Some symptoms associated with depression are:

  • Persistent feelings of sadness
  • A loss of interest in things that one used to enjoy 
  •  Feelings of worthlessness or guilt
  • Appetite changes or changes in weight
  • Insomnia or excessive sleeping 
  •  Fatigue or low energy 
  •  Problems concentrating   
  •  Recurrent thoughts of death or suicidal ideation

Notably, according to the American Foundation for Suicide Prevention, “In 2010, the highest suicide rate (18.6) was among people 45 to 64 years old.  The second highest rate (17.6) occurred in those 85 years and older” ( 

Fortunately, there is effective treatment for depression, and older adults can benefit from this treatment.  Participating in psychotherapy, taking antidepressant medication, or utilizing a combination of both treatment modalities can lead to symptom reduction.  However, older adults might not realize that they are suffering from depression.  Furthermore, they might be opposed to receiving mental health treatment because they think that those who receive such treatment are crazy, and they do not need such treatment.  Therefore, it is important to approach this subject with older adults gently.   

For family members and friends of older adults, recognizing the symptoms of depression is just the first step.  Letting them know that while we, as younger persons cannot truly understand what they are going through because we have not done so, we can appreciate the changes and challenges that one experiences as he or she ages.  It is important to discuss the changes and losses that our older adult relatives and friends have and to validate their feelings.  Explaining that depression is a type of illness like other illnesses that they might be experiencing could lead older adults to be more accepting of mental health treatment.  

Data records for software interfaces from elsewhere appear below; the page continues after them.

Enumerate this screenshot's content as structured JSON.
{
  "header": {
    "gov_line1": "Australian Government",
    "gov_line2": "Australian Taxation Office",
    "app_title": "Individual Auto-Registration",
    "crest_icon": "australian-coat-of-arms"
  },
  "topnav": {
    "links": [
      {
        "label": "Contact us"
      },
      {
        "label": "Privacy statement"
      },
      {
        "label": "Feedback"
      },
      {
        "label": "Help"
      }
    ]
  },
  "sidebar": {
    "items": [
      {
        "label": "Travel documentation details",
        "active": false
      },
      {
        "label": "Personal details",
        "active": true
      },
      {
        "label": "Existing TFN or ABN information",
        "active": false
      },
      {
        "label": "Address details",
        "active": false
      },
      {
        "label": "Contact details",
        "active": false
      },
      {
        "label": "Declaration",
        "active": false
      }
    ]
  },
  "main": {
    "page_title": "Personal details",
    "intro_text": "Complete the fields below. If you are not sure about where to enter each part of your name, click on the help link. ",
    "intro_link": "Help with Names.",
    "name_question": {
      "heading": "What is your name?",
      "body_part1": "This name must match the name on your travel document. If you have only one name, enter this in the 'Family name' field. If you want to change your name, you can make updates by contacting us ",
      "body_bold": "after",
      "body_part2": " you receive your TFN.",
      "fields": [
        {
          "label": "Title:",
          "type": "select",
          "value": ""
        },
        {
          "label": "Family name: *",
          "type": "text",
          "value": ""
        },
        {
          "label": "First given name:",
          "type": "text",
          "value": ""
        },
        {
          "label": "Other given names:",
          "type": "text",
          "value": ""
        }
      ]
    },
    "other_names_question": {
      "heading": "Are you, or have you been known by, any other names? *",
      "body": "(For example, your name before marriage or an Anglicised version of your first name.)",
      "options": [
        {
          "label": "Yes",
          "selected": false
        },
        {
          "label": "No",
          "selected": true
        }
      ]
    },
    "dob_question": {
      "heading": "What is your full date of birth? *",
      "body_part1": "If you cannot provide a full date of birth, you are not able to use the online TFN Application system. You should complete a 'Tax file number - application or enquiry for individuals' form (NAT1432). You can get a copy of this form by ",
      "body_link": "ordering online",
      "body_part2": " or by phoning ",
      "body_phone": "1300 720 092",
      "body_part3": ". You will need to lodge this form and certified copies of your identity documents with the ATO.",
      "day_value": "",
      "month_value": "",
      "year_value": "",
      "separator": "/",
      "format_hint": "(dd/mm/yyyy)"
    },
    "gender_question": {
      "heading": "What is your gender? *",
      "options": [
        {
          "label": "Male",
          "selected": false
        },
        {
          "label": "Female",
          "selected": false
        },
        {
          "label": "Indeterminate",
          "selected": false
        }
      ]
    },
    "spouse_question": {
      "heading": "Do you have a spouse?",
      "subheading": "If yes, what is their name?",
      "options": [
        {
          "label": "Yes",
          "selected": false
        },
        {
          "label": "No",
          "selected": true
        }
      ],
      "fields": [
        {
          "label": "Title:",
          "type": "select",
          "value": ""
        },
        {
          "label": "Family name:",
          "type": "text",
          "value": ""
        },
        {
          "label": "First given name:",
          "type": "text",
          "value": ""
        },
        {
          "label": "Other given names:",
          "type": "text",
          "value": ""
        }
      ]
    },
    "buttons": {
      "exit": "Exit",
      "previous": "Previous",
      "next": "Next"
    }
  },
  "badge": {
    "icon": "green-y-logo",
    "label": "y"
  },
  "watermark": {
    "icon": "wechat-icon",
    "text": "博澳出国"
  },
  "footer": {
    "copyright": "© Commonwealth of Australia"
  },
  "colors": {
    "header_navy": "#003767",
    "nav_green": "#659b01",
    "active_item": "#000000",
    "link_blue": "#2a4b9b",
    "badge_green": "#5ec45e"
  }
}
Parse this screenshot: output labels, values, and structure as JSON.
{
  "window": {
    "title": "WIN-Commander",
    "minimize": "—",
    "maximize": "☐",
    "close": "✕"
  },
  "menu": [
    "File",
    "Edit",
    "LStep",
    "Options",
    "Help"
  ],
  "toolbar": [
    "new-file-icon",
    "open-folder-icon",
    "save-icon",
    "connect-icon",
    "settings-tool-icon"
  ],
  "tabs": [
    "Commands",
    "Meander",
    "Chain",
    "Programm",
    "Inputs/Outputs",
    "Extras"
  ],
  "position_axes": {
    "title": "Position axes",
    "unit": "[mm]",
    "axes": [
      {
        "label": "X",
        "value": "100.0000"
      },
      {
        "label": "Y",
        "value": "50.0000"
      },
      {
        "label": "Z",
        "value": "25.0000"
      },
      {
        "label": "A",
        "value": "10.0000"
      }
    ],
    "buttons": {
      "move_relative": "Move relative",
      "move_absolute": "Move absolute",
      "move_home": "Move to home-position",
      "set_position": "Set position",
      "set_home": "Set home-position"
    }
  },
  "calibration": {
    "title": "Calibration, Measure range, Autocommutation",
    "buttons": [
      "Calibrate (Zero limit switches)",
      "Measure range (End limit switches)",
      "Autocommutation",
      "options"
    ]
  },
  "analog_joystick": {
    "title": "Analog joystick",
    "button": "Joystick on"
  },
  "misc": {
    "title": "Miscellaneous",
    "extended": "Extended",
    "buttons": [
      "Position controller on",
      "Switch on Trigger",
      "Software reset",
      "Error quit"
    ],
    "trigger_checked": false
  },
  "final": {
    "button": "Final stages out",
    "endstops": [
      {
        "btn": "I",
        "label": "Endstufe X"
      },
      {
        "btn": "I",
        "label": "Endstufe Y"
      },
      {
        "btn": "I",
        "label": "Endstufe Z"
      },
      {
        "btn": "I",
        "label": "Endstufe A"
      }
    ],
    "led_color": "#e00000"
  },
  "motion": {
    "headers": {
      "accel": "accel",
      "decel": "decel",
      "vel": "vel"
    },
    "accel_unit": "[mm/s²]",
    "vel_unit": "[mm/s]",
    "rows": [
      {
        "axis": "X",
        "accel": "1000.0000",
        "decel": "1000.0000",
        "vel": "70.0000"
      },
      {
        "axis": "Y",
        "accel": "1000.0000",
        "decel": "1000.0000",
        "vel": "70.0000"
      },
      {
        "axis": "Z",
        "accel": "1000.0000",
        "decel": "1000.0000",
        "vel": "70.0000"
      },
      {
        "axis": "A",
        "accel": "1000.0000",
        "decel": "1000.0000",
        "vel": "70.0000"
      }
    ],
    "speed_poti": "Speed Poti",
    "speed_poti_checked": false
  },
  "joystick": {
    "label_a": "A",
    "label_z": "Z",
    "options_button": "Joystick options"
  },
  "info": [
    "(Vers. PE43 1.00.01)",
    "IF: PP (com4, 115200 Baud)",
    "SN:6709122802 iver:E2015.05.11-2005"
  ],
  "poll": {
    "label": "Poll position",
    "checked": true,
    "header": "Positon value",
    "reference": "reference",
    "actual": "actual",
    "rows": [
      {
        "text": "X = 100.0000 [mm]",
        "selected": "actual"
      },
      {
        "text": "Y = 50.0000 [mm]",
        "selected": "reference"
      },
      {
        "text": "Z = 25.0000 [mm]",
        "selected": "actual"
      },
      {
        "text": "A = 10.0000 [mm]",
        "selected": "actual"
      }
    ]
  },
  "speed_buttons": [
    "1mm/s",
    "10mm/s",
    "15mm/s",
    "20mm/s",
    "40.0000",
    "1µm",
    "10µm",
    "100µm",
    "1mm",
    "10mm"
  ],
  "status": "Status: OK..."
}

Other ways to help with low mood can include:
  • Exercise
  • Healthy diet
  • Socialization
  • Active lifestyle
  • Meditation
  • Volunteering

Caring for an older adult can be stressful and lead to depression, if one does not have adequate resources to cope.  Therefore, in addition to paying careful attention to the older adult for which one is caring, it is important for the caregiver to be aware of any symptoms of depression he or she may be experiencing and seek treatment for these symptoms. 

National Institute of Mental Health:

Medline Plus:

The Voice of Women 40+

Guest Blogger: Michele Evans, Ph.D.

Wednesday, April 2, 2014

28th Ohio Undergraduate Psychology Research Conference

Dr. David G. Myers, Keynote Speaker
The Ohio Undergraduate Psychology Research Conference (OUPRC) website is available for you to register yourself and your students to attend OUPRC on Saturday, April 26.  All information (including registration and abstract submission) can be found at:

Please make sure that you register each individual SEPARATELY, and that if an abstract is submitted for a presenter, each presenter is also REGISTERED.  There are separate links for each.  (Abstract submission does not qualify as registration).  Faculty in attendance should also register, and all registrants should make a lunch choice so that we can plan accordingly.

Complete information about the schedule for the day, the keynote speaker, and maps to campus can all be found at the registration site.

Friday, March 28, 2014

Walks in Columbus April 2014

Saturday, 4/13 at 12:30pm: National Eating Disorders Awareness Walk (Fred Beekman Park)

Saturday, 4/26 at 9am: Race to Eliminate Sexual Violence (Wolfe Park in Bexley)

Saturday, 4/26 at 8:30am: Walk to Cure Arthritis (Columbus Zoo)